Levi Romero’s book, Poetry of Remembrance, focuses, as I discussed previously, on stories and the past, but he includes other more current facets of his life: as teacher and leader of workshops and as an architect – an architect who cannot expect to be welcomed into a home he has designed.  In a poem he titles “Juxtaposition” he describes a visit to one such building as it was being built:

may I help you?
I am asked by the realtor
standing at the door,
thinking that I may be the guy
who mixed the mud and pushed the wheelbarrow . . .

I once was asked by a home magazine journalist
if I felt insulted by such incidents
well, no, I said, my mind mixing for an answer
a good batch of cement is never accidental

Romero has learned to live with  kindness but close attention on the edge of a culture where others assert that he does not belong.

This “outtake” from my own recent writing uses the term to describe juxtaposition in nature:

Chance
juxtaposing gypsum
deposits, playa, crystals, wind,
forms rolling dunes of white
sand in a brown desert.

in the Tularosa Basin of New Mexico, gypsum washed down from bands in the mountain collects in Lucero Lake, then crystallizes as the lake goes dry, is worn away by wind, and blows into the dunes of White Sands National Monument. 

When I think anthropomorphically about God (and sometimes I do, knowing that all language about God is metaphoric) I picture an artist putting different elements of nature together to see what will happen.  The result may be wild or wonderful―and totally impractical.

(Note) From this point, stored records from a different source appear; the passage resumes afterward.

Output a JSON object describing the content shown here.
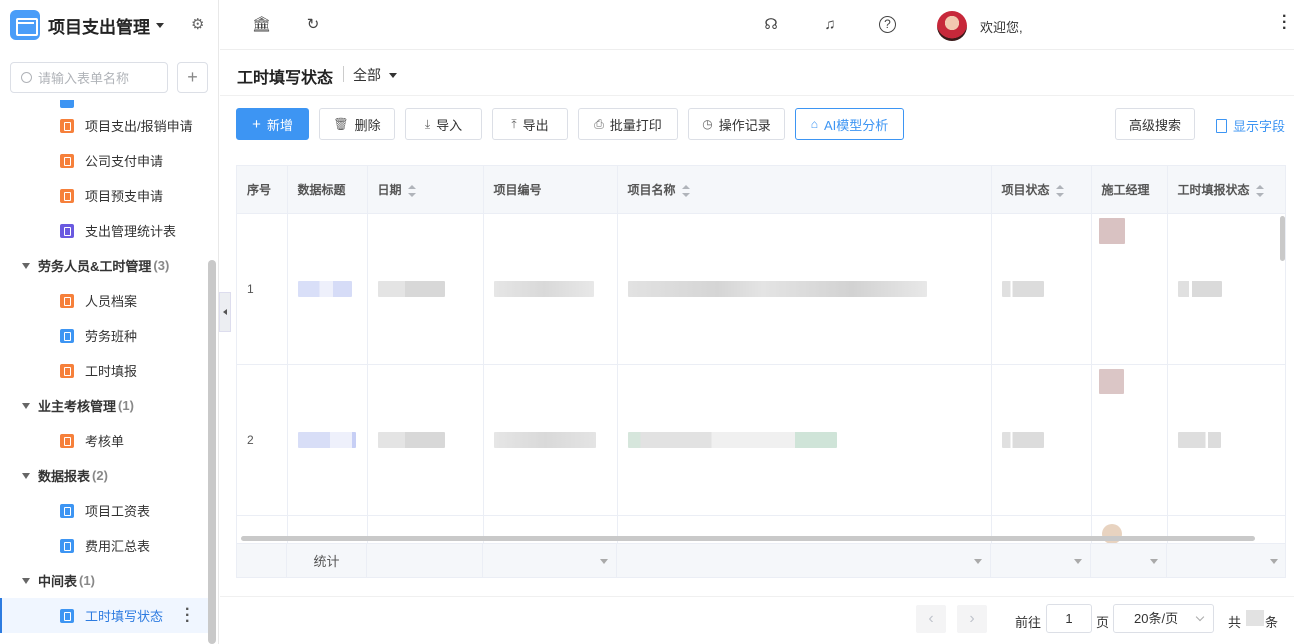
{
  "app": {
    "title": "项目支出管理"
  },
  "search": {
    "placeholder": "请输入表单名称",
    "add_label": "+"
  },
  "tree": [
    {
      "type": "leaf",
      "label": "项目支出/报销申请",
      "color": "o"
    },
    {
      "type": "leaf",
      "label": "公司支付申请",
      "color": "o"
    },
    {
      "type": "leaf",
      "label": "项目预支申请",
      "color": "o"
    },
    {
      "type": "leaf",
      "label": "支出管理统计表",
      "color": "p"
    },
    {
      "type": "group",
      "label": "劳务人员&工时管理",
      "count": "(3)"
    },
    {
      "type": "leaf",
      "label": "人员档案",
      "color": "o"
    },
    {
      "type": "leaf",
      "label": "劳务班种",
      "color": "b"
    },
    {
      "type": "leaf",
      "label": "工时填报",
      "color": "o"
    },
    {
      "type": "group",
      "label": "业主考核管理",
      "count": "(1)"
    },
    {
      "type": "leaf",
      "label": "考核单",
      "color": "o"
    },
    {
      "type": "group",
      "label": "数据报表",
      "count": "(2)"
    },
    {
      "type": "leaf",
      "label": "项目工资表",
      "color": "b"
    },
    {
      "type": "leaf",
      "label": "费用汇总表",
      "color": "b"
    },
    {
      "type": "group",
      "label": "中间表",
      "count": "(1)"
    },
    {
      "type": "leaf",
      "label": "工时填写状态",
      "color": "b",
      "active": true
    }
  ],
  "header": {
    "welcome": "欢迎您,"
  },
  "page": {
    "title": "工时填写状态",
    "filter": "全部"
  },
  "toolbar": {
    "add": "新增",
    "delete": "删除",
    "import": "导入",
    "export": "导出",
    "batch_print": "批量打印",
    "op_log": "操作记录",
    "ai": "AI模型分析",
    "advanced_search": "高级搜索",
    "show_fields": "显示字段"
  },
  "table": {
    "columns": [
      "序号",
      "数据标题",
      "日期",
      "项目编号",
      "项目名称",
      "项目状态",
      "施工经理",
      "工时填报状态"
    ],
    "rows": [
      {
        "index": "1"
      },
      {
        "index": "2"
      }
    ],
    "summary_label": "统计"
  },
  "pager": {
    "goto": "前往",
    "page": "1",
    "page_unit": "页",
    "page_size": "20条/页",
    "total_prefix": "共",
    "total_suffix": "条"
  }
}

What a powerful word!  “Juxtaposition” has taken me from society through poetry to nature and theology.  This may explain why I can’t seem to categorize my posts.